Various dates have been suggested for the compilation of the Book of the Covenant, ranging from the period of Moses to post-exilic times. The resort to parallels has often been determined by a scholar's presuppositions. Thus, the slave law in Exodus 21:2–6 has been explained as meeting the needs of defaulting debtors in early Israelite society, and alternatively, as reflective of the redemption of Jewish slaves from gentiles in the Persian period described in the Book of Nehemiah (5:8). Similarly, the absence of references to the monarchy has been used to support either a pre-monarchic date or a post-monarchic date. Likewise, the office of nasi, "
" (22:7), is referred to elsewhere in the Bible in both early and late settings. As a final complication, one must deal with the "boomerang phenomenon" (Zakovitch) in which a law in an early collection was reinterpreted in a later one, the interpretation subsequently finding its way into the earlier collection once both collections found their way into the Torah.
Some scholars would separate the question of the original date of compilation of the laws in the Book of the Covenant from that of its incorporation within the Torah. The monarchic period suggests itself for the original date because of the close resemblance of its laws to the ancient Near Eastern laws,
which were royal in origin. The absence of references to the monarchy would then be explained as the result of deletions from the Book of the Covenant when it was incorporated in the final redaction of the Pentateuch in post-exilic times.
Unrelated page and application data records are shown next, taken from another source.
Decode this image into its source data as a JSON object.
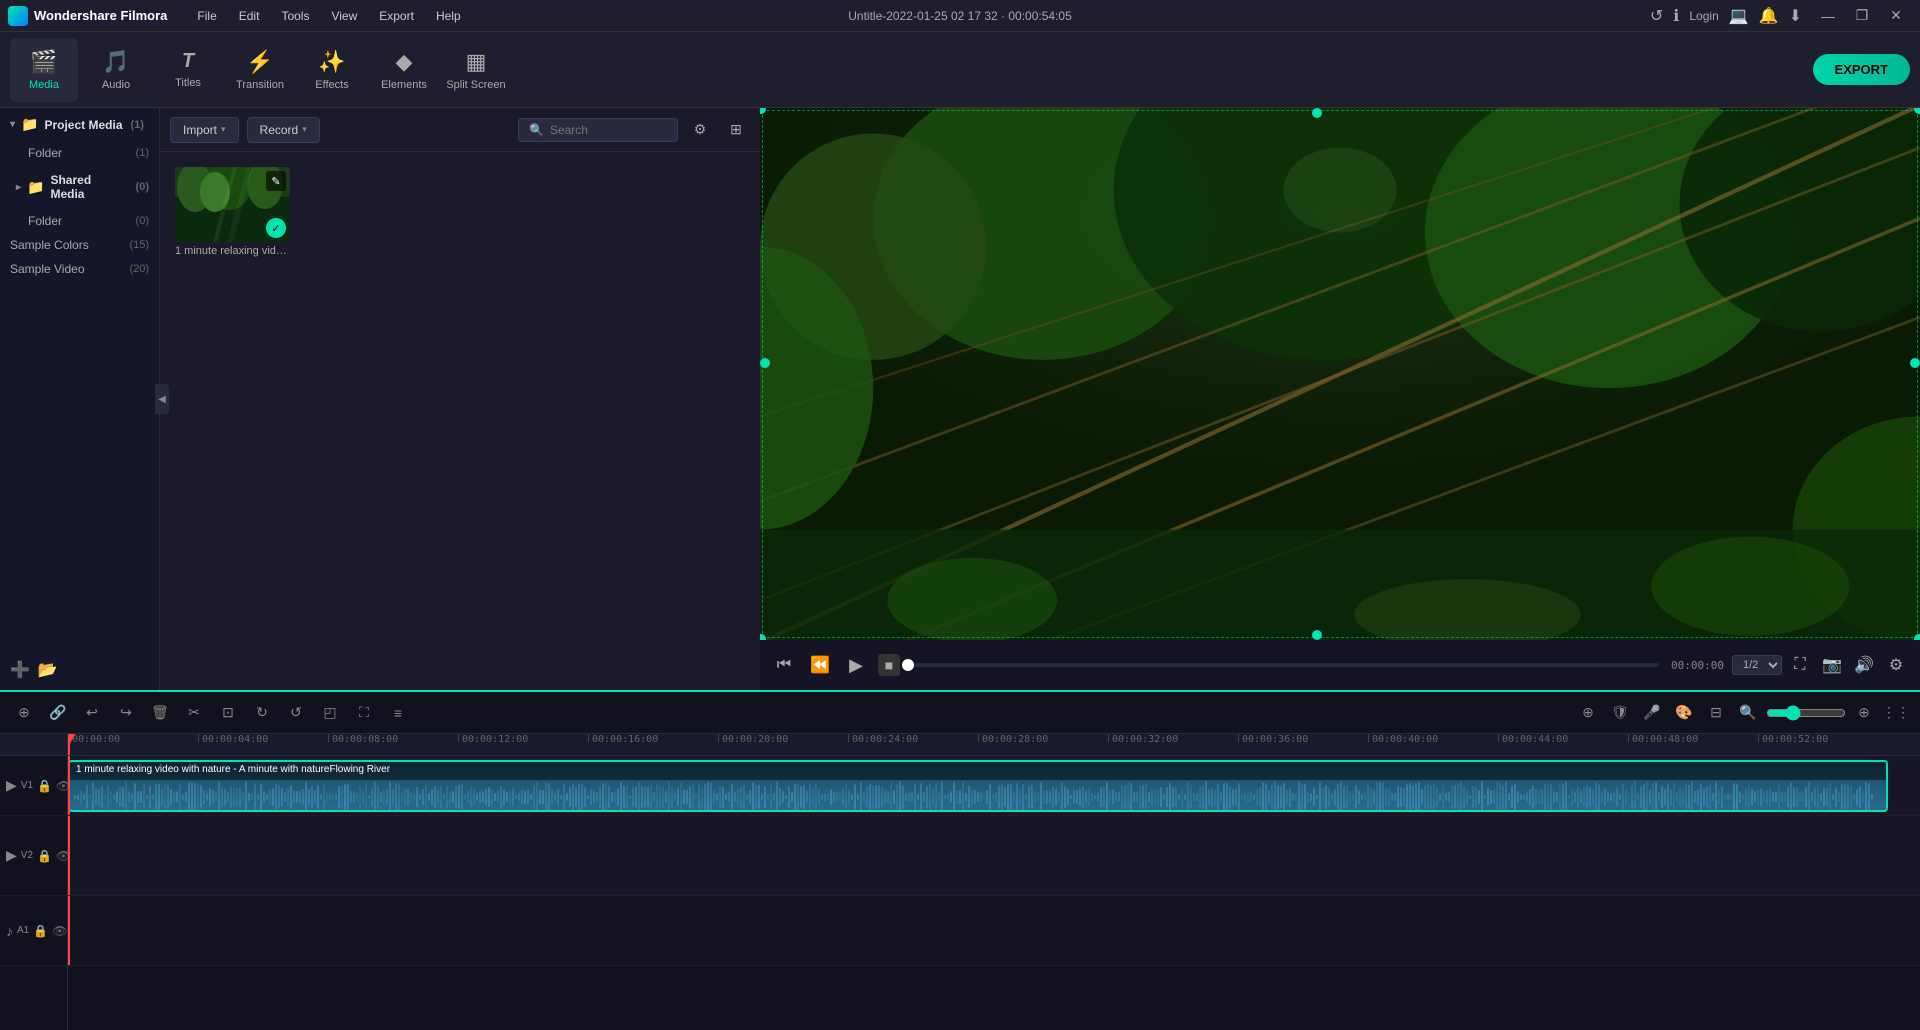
{
  "app": {
    "name": "Wondershare Filmora",
    "logo_text": "Wondershare Filmora"
  },
  "title_bar": {
    "project_title": "Untitle-2022-01-25 02 17 32 · 00:00:54:05",
    "menu_items": [
      "File",
      "Edit",
      "Tools",
      "View",
      "Export",
      "Help"
    ],
    "window_buttons": [
      "—",
      "❐",
      "✕"
    ]
  },
  "toolbar": {
    "items": [
      {
        "id": "media",
        "icon": "🎬",
        "label": "Media",
        "active": true
      },
      {
        "id": "audio",
        "icon": "🎵",
        "label": "Audio",
        "active": false
      },
      {
        "id": "titles",
        "icon": "T",
        "label": "Titles",
        "active": false
      },
      {
        "id": "transition",
        "icon": "⚡",
        "label": "Transition",
        "active": false
      },
      {
        "id": "effects",
        "icon": "✨",
        "label": "Effects",
        "active": false
      },
      {
        "id": "elements",
        "icon": "◆",
        "label": "Elements",
        "active": false
      },
      {
        "id": "split-screen",
        "icon": "▦",
        "label": "Split Screen",
        "active": false
      }
    ],
    "export_label": "EXPORT"
  },
  "left_panel": {
    "section_title": "Project Media",
    "section_count": "(1)",
    "items": [
      {
        "label": "Folder",
        "count": "(1)"
      },
      {
        "label": "Shared Media",
        "count": "(0)"
      },
      {
        "label": "Folder",
        "count": "(0)"
      },
      {
        "label": "Sample Colors",
        "count": "(15)"
      },
      {
        "label": "Sample Video",
        "count": "(20)"
      }
    ]
  },
  "media_panel": {
    "import_label": "Import",
    "record_label": "Record",
    "search_placeholder": "Search",
    "media_items": [
      {
        "label": "1 minute relaxing video ...",
        "type": "video"
      }
    ]
  },
  "preview": {
    "time": "00:00:00",
    "quality": "1/2",
    "total_time": "00:00:00"
  },
  "timeline": {
    "ruler_marks": [
      "00:00:00",
      "00:00:04:00",
      "00:00:08:00",
      "00:00:12:00",
      "00:00:16:00",
      "00:00:20:00",
      "00:00:24:00",
      "00:00:28:00",
      "00:00:32:00",
      "00:00:36:00",
      "00:00:40:00",
      "00:00:44:00",
      "00:00:48:00",
      "00:00:52:00"
    ],
    "tracks": [
      {
        "id": "video1",
        "type": "video",
        "label": "V1"
      },
      {
        "id": "video2",
        "type": "video",
        "label": "V2"
      },
      {
        "id": "audio1",
        "type": "audio",
        "label": "A1"
      }
    ],
    "clip_label": "1 minute relaxing video with nature - A minute with natureFlowing River"
  }
}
Plausible as this hypothesis is, it remains unproved.
M. Greenberg, in: Sefer Yovel Y. Kaufmann (1960), 5–28; H. Cazelles, Etudes sur le Code de l'Alliance (1946); U. Cassuto, A Commentary on the Book of Exodus (1967); M. Haran, in: EM, 5 (1968), 1087–91 (incl. bibl.); S.M. Paul, Studies in the Book of the Covenant in the Light of Cuneiform and Biblical Law (1970); O. Eissfeldt, The Old Testament, an Introduction (1965), 212–9 (incl. bibl.). ADD. BIBLIOGRAPHY: I. Mendelsohn, Slavery in the Ancient Near East… (1949); S. Greengus, IDBSUP (Interpreter's Dictionary of the Bible Supplementary Volume), 532–37; M. Roth, Law Collections from Mesopotamia and Asia Minor (1995); Y. Zakovitch, "Book of the Covenant," in: M. Fox et al. (eds.), Texts, Temples, and Traditions (in Hebrew; FS M. Haran, 1996), 59–64; M. Koeckert, in: C. Bultmann et al. (eds.), Vergegenwaertigung des Alten Testaments (FS R. Smend, 2002), 13–27; J. van Seters, in: ZAW, 108 (1996), 534–46; L. Schmidt, in: ZAW, 113 (2001), 167–85; D. Knight, in: S. Olyan (ed.), A Wise and Discerning Heart (FS B. Long, 2002), 13–79.